As shown in the following example, Figure 3-1, each directory in the file system can have many directories within it. The convention is to distinguish directory levels with the / character. With this in mind, notice that the directory / (root) contains the subdirectories /usr, /bin, /home and /lib, among others. The subdirectory /home contains user1, user2, and user3.
You specify directories (and files within them) by including the names of the directories they're in. This is called a path name. For example, the path name for the user3 directory in the illustration above is /home/user3.
All subdirectory and file names within a directory must be unique. However, names within different directories can be the same. For example, the directory /usr contains the subdirectory /usr/lib. There is no conflict between /usr/lib and /lib because the path names are different.
Path names for files work exactly like path names for directories. The path name of a file describes that file's place within the file system hierarchy.
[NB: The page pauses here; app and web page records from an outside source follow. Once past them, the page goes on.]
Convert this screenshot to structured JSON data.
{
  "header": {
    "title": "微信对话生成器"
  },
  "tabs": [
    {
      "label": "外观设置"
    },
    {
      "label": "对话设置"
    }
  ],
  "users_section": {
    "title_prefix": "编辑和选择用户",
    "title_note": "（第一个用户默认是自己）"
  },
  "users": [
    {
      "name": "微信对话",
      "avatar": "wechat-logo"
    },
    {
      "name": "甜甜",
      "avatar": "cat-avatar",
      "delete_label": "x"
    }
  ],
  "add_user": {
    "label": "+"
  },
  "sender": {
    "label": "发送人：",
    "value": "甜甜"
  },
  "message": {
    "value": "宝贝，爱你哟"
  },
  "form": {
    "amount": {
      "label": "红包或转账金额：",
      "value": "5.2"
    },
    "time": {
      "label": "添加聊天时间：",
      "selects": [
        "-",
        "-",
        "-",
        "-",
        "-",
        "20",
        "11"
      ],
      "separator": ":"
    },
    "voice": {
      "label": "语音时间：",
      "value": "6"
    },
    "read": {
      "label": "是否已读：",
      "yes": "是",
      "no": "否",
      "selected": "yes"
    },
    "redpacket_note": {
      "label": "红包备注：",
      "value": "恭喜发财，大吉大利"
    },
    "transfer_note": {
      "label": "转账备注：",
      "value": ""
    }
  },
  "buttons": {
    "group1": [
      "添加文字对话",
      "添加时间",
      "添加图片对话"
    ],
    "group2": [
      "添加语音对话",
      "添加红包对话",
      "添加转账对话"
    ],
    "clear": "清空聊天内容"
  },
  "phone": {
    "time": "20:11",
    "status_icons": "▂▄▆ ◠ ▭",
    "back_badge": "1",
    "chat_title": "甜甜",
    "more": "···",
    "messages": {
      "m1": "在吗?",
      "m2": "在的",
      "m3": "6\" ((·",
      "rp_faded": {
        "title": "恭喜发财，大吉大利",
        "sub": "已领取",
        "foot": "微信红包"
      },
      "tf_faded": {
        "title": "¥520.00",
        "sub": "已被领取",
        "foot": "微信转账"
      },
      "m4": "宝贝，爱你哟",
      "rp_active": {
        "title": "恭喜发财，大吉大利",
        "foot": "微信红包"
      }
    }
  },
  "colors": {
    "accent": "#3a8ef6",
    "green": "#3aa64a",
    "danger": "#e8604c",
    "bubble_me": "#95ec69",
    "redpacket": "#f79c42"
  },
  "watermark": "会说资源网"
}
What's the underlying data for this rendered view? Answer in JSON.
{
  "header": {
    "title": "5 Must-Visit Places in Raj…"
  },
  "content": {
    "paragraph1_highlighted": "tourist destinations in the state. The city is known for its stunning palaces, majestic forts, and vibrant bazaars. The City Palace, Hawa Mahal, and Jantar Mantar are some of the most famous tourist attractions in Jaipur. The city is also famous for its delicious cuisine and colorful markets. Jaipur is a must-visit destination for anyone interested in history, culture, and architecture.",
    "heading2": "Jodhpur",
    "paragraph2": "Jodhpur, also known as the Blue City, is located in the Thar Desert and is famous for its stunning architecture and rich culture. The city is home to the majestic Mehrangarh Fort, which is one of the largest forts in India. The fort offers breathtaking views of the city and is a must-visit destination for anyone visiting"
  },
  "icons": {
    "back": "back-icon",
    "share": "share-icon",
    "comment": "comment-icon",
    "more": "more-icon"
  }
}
For example, if the /home/user2 directory contains a file called report5, the path name for this file is /home/user2/report5. This shows that the file report5 is within the directory user2, which is within the directory home, which is within the root (/) directory.